There will likely be lots of tools created to develop LLMs, and they are unlikely to be secure out of the box. I don’t like saying this, and if I’m proven wrong, I’ll be happy. But I’ve seen this for years, and I don’t see it changing. 

The Solution to AI Privacy and Security

We will need to develop best practices, integrate them into a framework, and make sure security configurations are compliant. That work will continue as the cyber community develops more best practices and regulations.

We can all agree that testing always matters, but certainly, I think it goes beyond just testing and model validation. 

Even if we perfectly validate that a model produces accurate and trustworthy results based on datasets that we test with, there are still opportunities for malice within AI. Basic cyber hygiene is going to be critically important in AI. 

We have to protect the data feeding the AI systems, and we have to secure the systems that the AI models live on. 

Regulators - and the cyber community as a whole - need to make sure that we focus on the cornerstones of cybersecurity, including both data protection and also the security of the infrastructure where that data lives. 

AI will continue to grow in importance, which means that the data that feeds AI models will become even more critical to protect. 

Ensuring the confidentiality, integrity, and availability of the data means we are keeping our focus on the most important aspect of AI in these complex systems. That holds true whether it be it cars, chatbots, or national security systems. 

But at the same time, we need to make sure we continue to protect both the infrastructure and access to that infrastructure where critical data lives.

The Need for Strong AI and Cybersecurity Standards

Here's another example to get you thinking.

Botnets have existed for decades and are a perfect target for AI to be exploited. Larger ones have global reach, making them a threat to both commercial and state entities. 

How they are penetrating networks is a very interesting topic. Most likely, that will be through botnets learning techniques to exploit APIs, making any public API vulnerable. 

Being public, these APIs will already be under threat, but this will increase the importance of following industry best practices and frameworks for protecting them. 

Large enterprises and governments trust security compliance frameworks. These frameworks allow them to validate that they are taking measures to protect themselves and the critical APIs that they own. 

As the threat of intelligent botnets rises, the cybersecurity community will have to respond by continuing to create standards that mitigate their risk.

The Takeaway

There are always going to be people using technology for good and those using it for bad. We’re not going to be able to stop that (unless you're a superhero, of course - this might be a good job for Bruce Wayne, don't you think?). 

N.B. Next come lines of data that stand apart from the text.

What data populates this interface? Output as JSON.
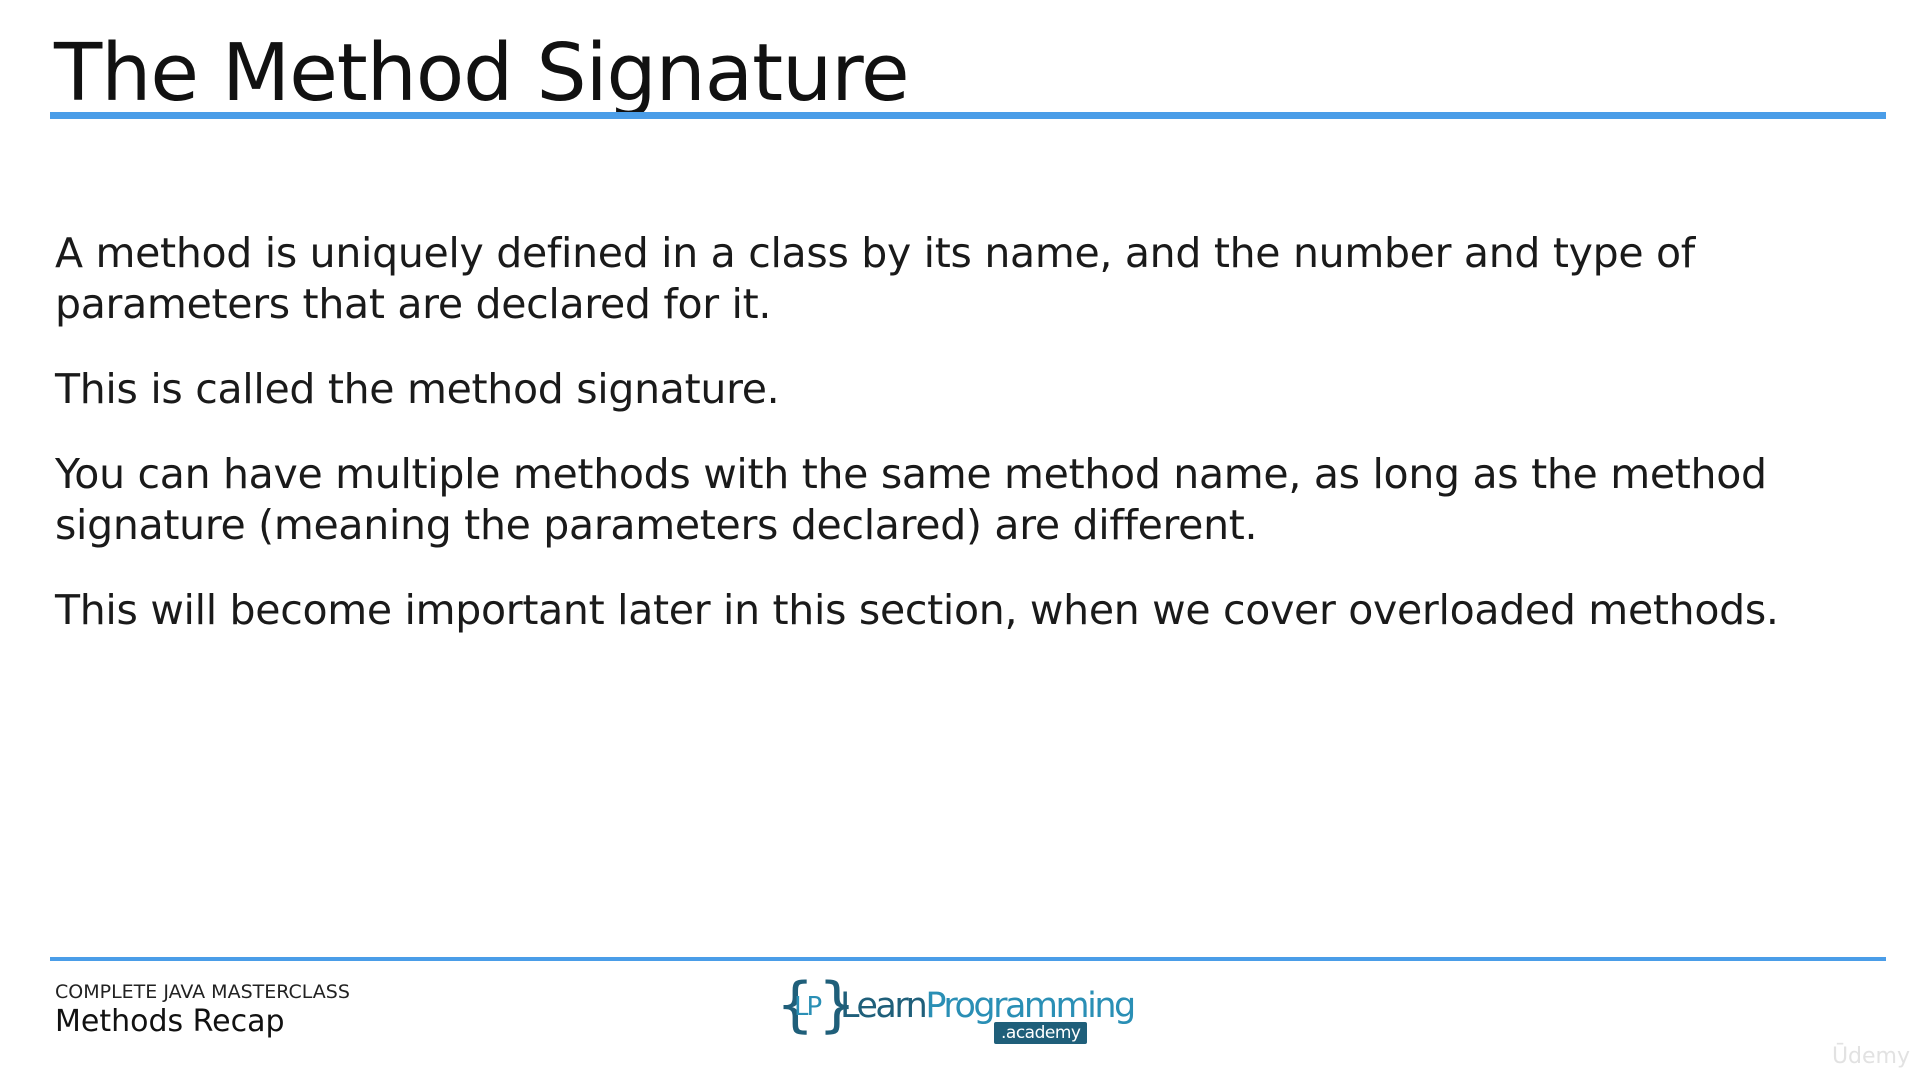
{
  "slide": {
    "title": "The Method Signature",
    "paragraphs": [
      "A method is uniquely defined in a class by its name, and the number and type of parameters that are declared for it.",
      "This is called the method signature.",
      "You can have multiple methods with the same method name, as long as the method signature (meaning the parameters declared) are different.",
      "This will become important later in this section, when we cover overloaded methods."
    ]
  },
  "footer": {
    "course": "COMPLETE JAVA MASTERCLASS",
    "lesson": "Methods Recap",
    "logo": {
      "brace_left": "{",
      "initials": "LP",
      "brace_right": "}",
      "word_learn": "Learn",
      "word_programming": "Programming",
      "sub": ".academy"
    }
  },
  "watermark": "Ūdemy",
  "colors": {
    "accent": "#4a9de8",
    "logo_dark": "#1f5f7a",
    "logo_light": "#2a8fb5"
  }
}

But back here in reality, cybersecurity practitioners are going to have to harness AI just as well, if not better than, the bad actors. 

The good news is that AI should make our jobs easier to defend ourselves. But we have to keep improving and getting smarter. We need to stay one step ahead of the "bad guys."

AI may be new today, but we’ve seen similar cycles in the past. I remember when everyone was moving to the cloud, and everyone said, “How are we going to protect ourselves? It’s going to be so scary.” 

But what happened was we realized that the cloud would be the new normal. We had to keep doing what we’ve always done, which is to develop ways to harness the technology ourselves and defend against attacks. 

It always comes back to the same things: securing the baseline, and making sure configurations are correct.  

If your IT assets are not doing the basic, bare minimum, an attacker is going to break into your system. They've been doing that forever without AI. Simple as that. It's just that AI will make them more efficient at doing it. The opportunity is to secure systems now so that we can prevent the same mistakes that fueled the last huge technology leap.

With Sicura, you can do just that. It's the best way to improve security and ensure compliance. 

Sign up for a demo or contact our team today to learn more about how Sicura can transform your security and compliance processes - even in the wake of the AI revolution.